Dena DeRose performs on Sunday, Aug. 14, at Silo's. 

Antonio Porcar photo

Dena DeRose’s early career as a jazz pianist was interrupted by a painful hand condition, which forced her to stop playing for two years. She used the time well, developing her chops as a jazz vocalist. Her hand recovered, and for the past three decades she has been playing and singing, recording, performing and teaching across the U.S. and internationally. The Napa Valley Jazz Society presents the Dena DeRose Trio this Sunday afternoon at Silo’s in Napa.

On the phone from a jazz workshop in Port Townsend, Washington, last month, DeRose talked about her early piano heroes. “Being younger, you always look for the people that are a little more like Herbie Hancock, Chick Corea and Keith Jarrett, those people,” she said. “Then I had to go back, and I listened to where their influences were from. Chick had a lot of Wynton Kelly in him, and Red Garland and Sonny Clark, and all those great pianists.

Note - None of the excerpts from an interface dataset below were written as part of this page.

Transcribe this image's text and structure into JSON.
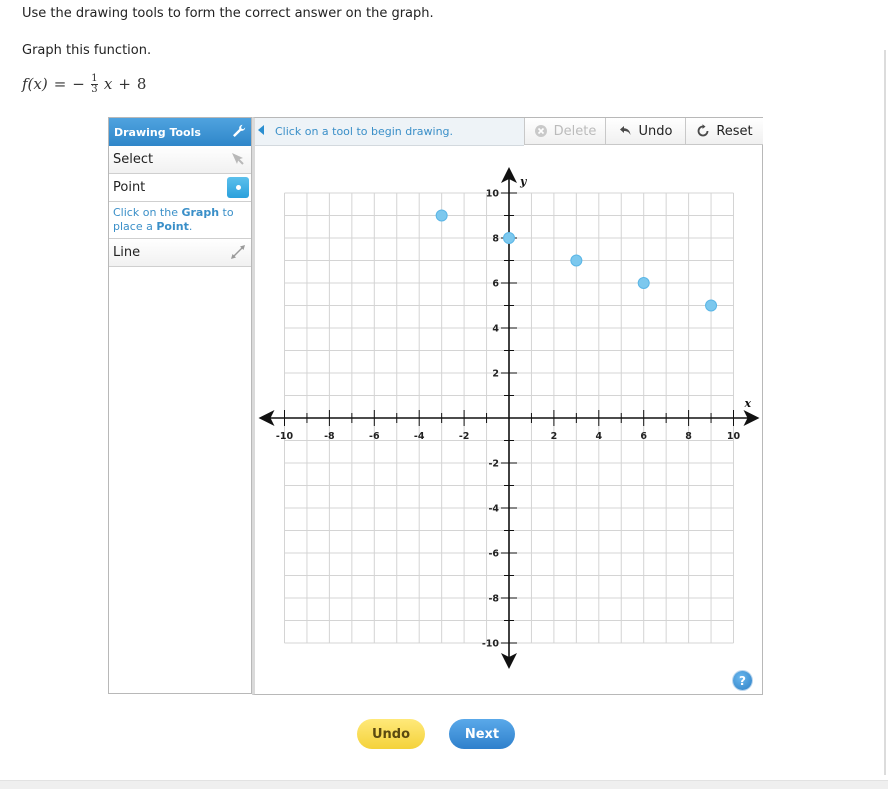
{
  "instructions": "Use the drawing tools to form the correct answer on the graph.",
  "prompt": "Graph this function.",
  "function": {
    "lhs": "f(x)",
    "equals": "=",
    "sign": "−",
    "numerator": "1",
    "denominator": "3",
    "variable": "x",
    "plus": "+",
    "constant": "8"
  },
  "toolbox": {
    "title": "Drawing Tools",
    "title_icon": "wrench-icon",
    "tools": [
      {
        "label": "Select",
        "icon": "pointer-icon"
      },
      {
        "label": "Point",
        "icon": "point-icon",
        "active": true
      },
      {
        "label": "Line",
        "icon": "line-tool-icon"
      }
    ],
    "hint": {
      "pre": "Click on the ",
      "graph": "Graph",
      "mid": " to place a ",
      "point": "Point",
      "post": "."
    }
  },
  "graph_toolbar": {
    "message": "Click on a tool to begin drawing.",
    "delete_label": "Delete",
    "undo_label": "Undo",
    "reset_label": "Reset"
  },
  "help_label": "?",
  "footer": {
    "undo_label": "Undo",
    "next_label": "Next"
  },
  "colors": {
    "accent": "#2f86c9",
    "point": "#7cc8ee",
    "grid": "#d4d4d4",
    "undo_button": "#f4d23a",
    "next_button": "#2f80cc"
  },
  "chart_data": {
    "type": "scatter",
    "xlabel": "x",
    "ylabel": "y",
    "xlim": [
      -10,
      10
    ],
    "ylim": [
      -10,
      10
    ],
    "x_tick_labels": [
      "-10",
      "-8",
      "-6",
      "-4",
      "-2",
      "2",
      "4",
      "6",
      "8",
      "10"
    ],
    "y_tick_labels": [
      "10",
      "8",
      "6",
      "4",
      "2",
      "-2",
      "-4",
      "-6",
      "-8",
      "-10"
    ],
    "grid": true,
    "points": [
      {
        "x": -3,
        "y": 9
      },
      {
        "x": 0,
        "y": 8
      },
      {
        "x": 3,
        "y": 7
      },
      {
        "x": 6,
        "y": 6
      },
      {
        "x": 9,
        "y": 5
      }
    ]
  }
}
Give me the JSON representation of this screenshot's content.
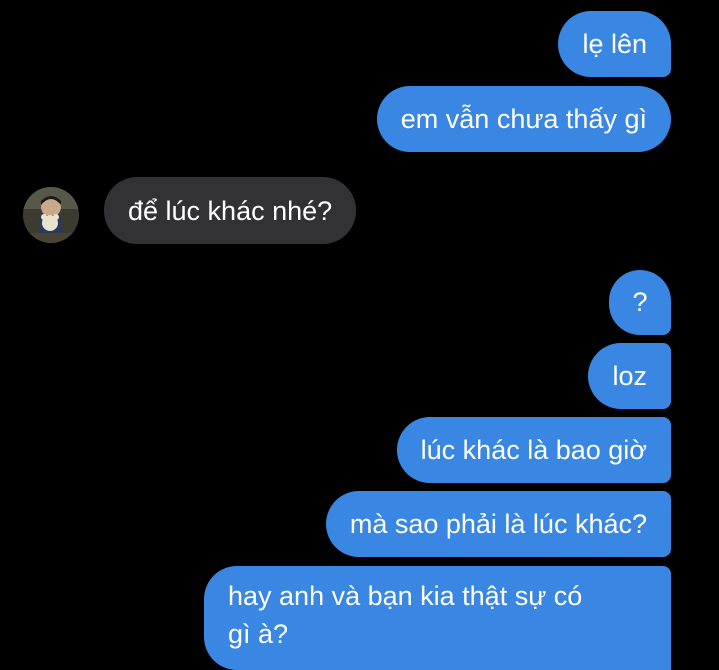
{
  "conversation": {
    "messages": [
      {
        "direction": "outgoing",
        "text": "lẹ lên"
      },
      {
        "direction": "outgoing",
        "text": "em vẫn chưa thấy gì"
      },
      {
        "direction": "incoming",
        "text": "để lúc khác nhé?"
      },
      {
        "direction": "outgoing",
        "text": "?"
      },
      {
        "direction": "outgoing",
        "text": "loz"
      },
      {
        "direction": "outgoing",
        "text": "lúc khác là bao giờ"
      },
      {
        "direction": "outgoing",
        "text": "mà sao phải là lúc khác?"
      },
      {
        "direction": "outgoing",
        "text": "hay anh và bạn kia thật sự có\ngì à?"
      }
    ]
  },
  "colors": {
    "background": "#000000",
    "outgoing_bubble": "#3a87e3",
    "incoming_bubble": "#323234",
    "text": "#ffffff"
  },
  "avatar": {
    "icon": "contact-avatar-photo"
  }
}
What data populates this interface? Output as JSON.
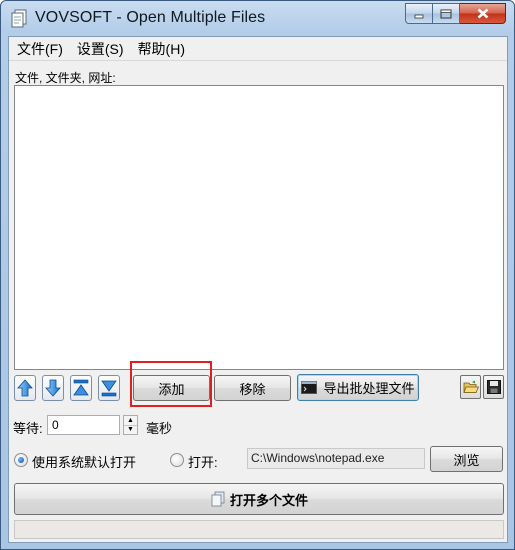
{
  "window": {
    "title": "VOVSOFT - Open Multiple Files"
  },
  "menu": {
    "items": [
      "文件(F)",
      "设置(S)",
      "帮助(H)"
    ]
  },
  "files_label": "文件, 文件夹, 网址:",
  "buttons": {
    "add": "添加",
    "remove": "移除",
    "export_batch": "导出批处理文件",
    "browse": "浏览",
    "open_multiple": "打开多个文件"
  },
  "wait": {
    "label": "等待:",
    "value": "0",
    "unit": "毫秒"
  },
  "open_mode": {
    "default_label": "使用系统默认打开",
    "open_with_label": "打开:",
    "open_with_path": "C:\\Windows\\notepad.exe",
    "selected": "default"
  },
  "icons": [
    "app-icon",
    "arrow-up-icon",
    "arrow-down-icon",
    "move-top-icon",
    "move-bottom-icon",
    "terminal-icon",
    "open-folder-icon",
    "save-icon",
    "files-icon"
  ],
  "colors": {
    "highlight": "#e02020",
    "accent": "#3c7fb1"
  }
}
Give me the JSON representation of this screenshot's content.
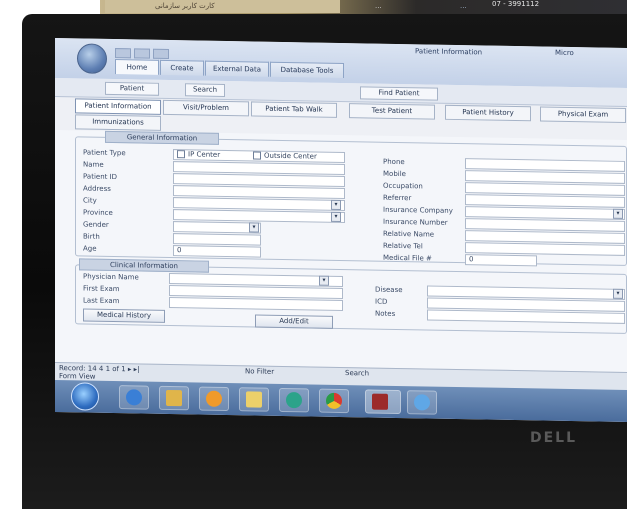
{
  "photo_top": {
    "sticker_text": "کارت کاربر سازمانی",
    "clock_date": "07 - 3991112",
    "clock_sub": "...",
    "extra": "..."
  },
  "window": {
    "title": "Patient Information",
    "controls": "Micro"
  },
  "ribbon_tabs": [
    {
      "label": "Home"
    },
    {
      "label": "Create"
    },
    {
      "label": "External Data"
    },
    {
      "label": "Database Tools"
    }
  ],
  "subbar": {
    "pill1": "Patient",
    "pill2": "Search",
    "doc_tab": "Find Patient"
  },
  "form_tabs": [
    {
      "label": "Patient Information"
    },
    {
      "label": "Visit/Problem"
    },
    {
      "label": "Patient Tab Walk"
    },
    {
      "label": "Test Patient"
    },
    {
      "label": "Patient History"
    },
    {
      "label": "Physical Exam"
    },
    {
      "label": "Immunizations"
    }
  ],
  "general": {
    "header": "General Information",
    "patient_type_label": "Patient Type",
    "options": {
      "option1": "IP Center",
      "option2": "Outside Center"
    },
    "labels": {
      "name": "Name",
      "patient_id": "Patient ID",
      "address": "Address",
      "city": "City",
      "province": "Province",
      "gender": "Gender",
      "birth": "Birth",
      "age": "Age"
    },
    "age_value": "0",
    "right_labels": {
      "phone": "Phone",
      "mobile": "Mobile",
      "occupation": "Occupation",
      "referrer": "Referrer",
      "insurance_company": "Insurance Company",
      "insurance_number": "Insurance Number",
      "relative_name": "Relative Name",
      "relative_tel": "Relative Tel",
      "medical_file_no": "Medical File #"
    },
    "medical_file_value": "0"
  },
  "clinical": {
    "header": "Clinical Information",
    "labels": {
      "physician_name": "Physician Name",
      "first_exam": "First Exam",
      "last_exam": "Last Exam"
    },
    "right_labels": {
      "disease": "Disease",
      "icd": "ICD",
      "notes": "Notes"
    },
    "buttons": {
      "medical_history": "Medical History",
      "add_edit": "Add/Edit"
    }
  },
  "statusbar": {
    "record": "Record: 14 4 1 of 1 ▸ ▸|",
    "filter": "No Filter",
    "search": "Search",
    "view": "Form View"
  },
  "brand": {
    "logo_text": "DELL"
  }
}
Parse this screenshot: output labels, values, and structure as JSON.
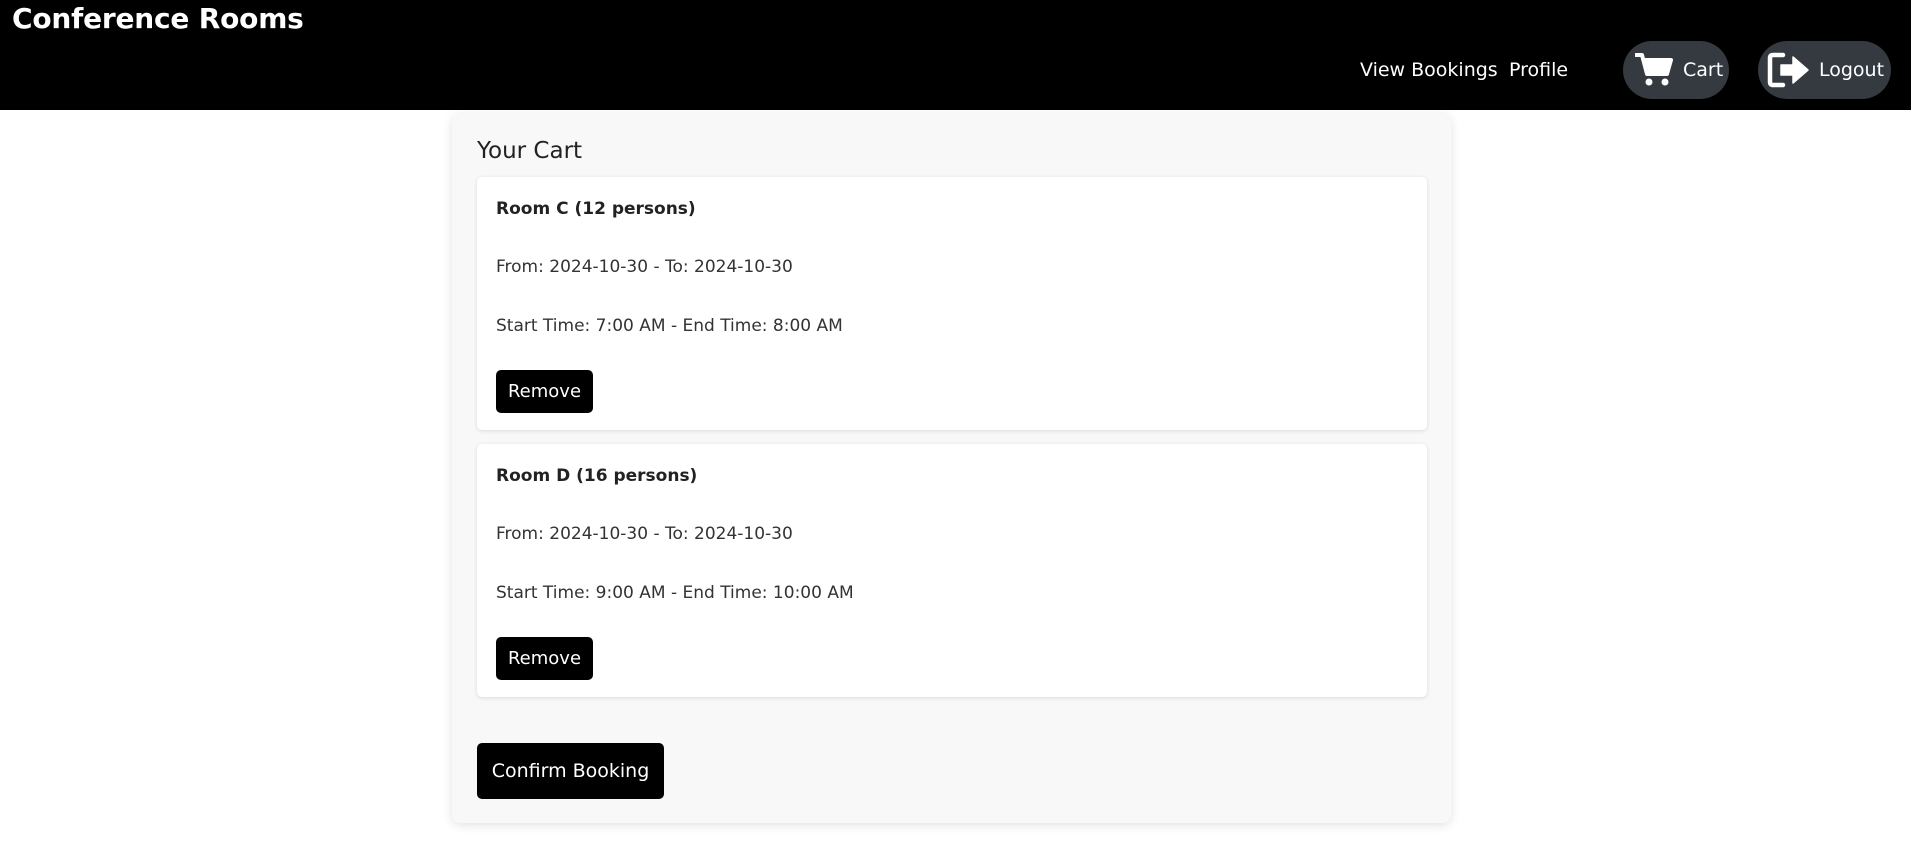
{
  "header": {
    "brand": "Conference Rooms",
    "nav": {
      "view_bookings": "View Bookings",
      "profile": "Profile",
      "cart": "Cart",
      "logout": "Logout"
    },
    "icons": {
      "cart": "shopping-cart-icon",
      "logout": "sign-out-icon"
    }
  },
  "cart": {
    "title": "Your Cart",
    "items": [
      {
        "name": "Room C (12 persons)",
        "dates": "From: 2024-10-30 - To: 2024-10-30",
        "times": "Start Time: 7:00 AM - End Time: 8:00 AM",
        "remove_label": "Remove"
      },
      {
        "name": "Room D (16 persons)",
        "dates": "From: 2024-10-30 - To: 2024-10-30",
        "times": "Start Time: 9:00 AM - End Time: 10:00 AM",
        "remove_label": "Remove"
      }
    ],
    "confirm_label": "Confirm Booking"
  },
  "colors": {
    "navbar": "#000000",
    "pill": "#343a40",
    "panel": "#f8f8f8",
    "button": "#000000"
  }
}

I just started figuring out what they were playing.”

Her singing influences were the masters. “It was a lot of Ella (Fitzgerald), of course, and Sarah (Vaughan),” DeRose said. “I really, actually, probably dug Carmen McRae the most. Someone gave me a cassette tape, all it said on it was ‘Carmen.’ I learned that entire record pretty much note for note. It was a Japanese release called ‘Live at the Dug.’ I learned a lot from that record, and I still play it. I give it to a lot of my students to learn.”

DeRose also expressed her admiration for pianist/vocalist Shirley Horn, to whom she devoted an entire album, 2014’s “We Won’t Forget You … an Homage to Shirley Horn.” In all, DeRose has released 12 albums. Her most recent is this year’s “United.”

Over the years, DeRose’s performance credits have included a who’s who of clubs, concert halls and festivals. A small sample includes the Blue Note, Birdland, the Jazz Showcase in Chicago, the Monterey and San Francisco Jazz Festivals and the Kennedy Center in Washington, D.C.

These days DeRose is as much an educator as a performer. She is busy conducting workshops at a large number of jazz institutes and is currently tenured as the professor of jazz voice at the University of Music and Performing Arts in Graz, Austria.

DeRose is enthusiastic about the infusion of young people as players and fans. “I’m in a jazz camp right now,” she said. “There’s probably two or three hundred students, and I’d say three-quarters of them are under 20. They just love it. Young people seeing young people playing this music at a high level is important. Not just seeing the masters, but seeing the wide ranges of age, of style. It’s not just bebop, it’s not just old-time jazz anymore.

“They are open to hearing from someone who has experience. They all come from tradition. They can all sit and play a blues. They can all sit and play rhythm changes. They can all play ‘How High the Moon.’ They learn the tradition, and then they take it where they’re going to take it from there.”

“In Europe, and especially in South America, the audiences are very diverse,” DeRose said. “There are quite a lot of young people at the concerts. I was down in Argentina last year. It was very surprising. We had about 500 people, and when I looked around the room I could probably count five people with white hair.”

At Silo’s, DeRose will perform with bassist Peter Barshay and drummer Akira Tana.

Sunday, Aug. 14, 4 p.m. Sponsored by the Napa Valley Jazz Society (NVJS). $45, $25 (NVJS members). Silo’s, 530 Main St., Napa. 707-224-5299.

David Kerns is a Napa-based freelance journalist. You can view more of his work at